INSTRUCTIONS FOR THE TASK: Look through the records below, and whenever a line contains "icon", copy it.

▬▬▬▬▬▬▬▬▬▬

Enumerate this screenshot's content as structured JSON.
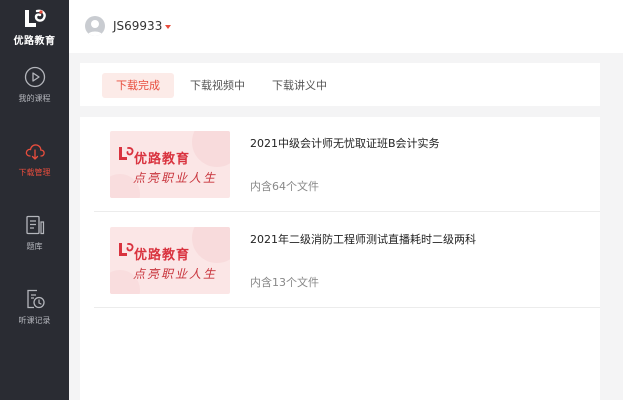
{
  "brand": {
    "name": "优路教育",
    "color": "#e84d3d"
  },
  "sidebar": {
    "items": [
      {
        "label": "我的课程",
        "icon": "play-circle-icon"
      },
      {
        "label": "下载管理",
        "icon": "cloud-download-icon",
        "active": true
      },
      {
        "label": "题库",
        "icon": "question-bank-icon"
      },
      {
        "label": "听课记录",
        "icon": "history-icon"
      }
    ]
  },
  "header": {
    "username": "JS69933"
  },
  "tabs": [
    {
      "label": "下载完成",
      "active": true
    },
    {
      "label": "下载视频中"
    },
    {
      "label": "下载讲义中"
    }
  ],
  "thumbnail": {
    "brand": "优路教育",
    "slogan": "点亮职业人生"
  },
  "courses": [
    {
      "title": "2021中级会计师无忧取证班B会计实务",
      "file_count": "内含64个文件"
    },
    {
      "title": "2021年二级消防工程师测试直播耗时二级两科",
      "file_count": "内含13个文件"
    }
  ]
}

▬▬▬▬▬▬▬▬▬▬

OUTPUT BELOW:
        "icon": "play-circle-icon"
        "icon": "cloud-download-icon",
        "icon": "question-bank-icon"
        "icon": "history-icon"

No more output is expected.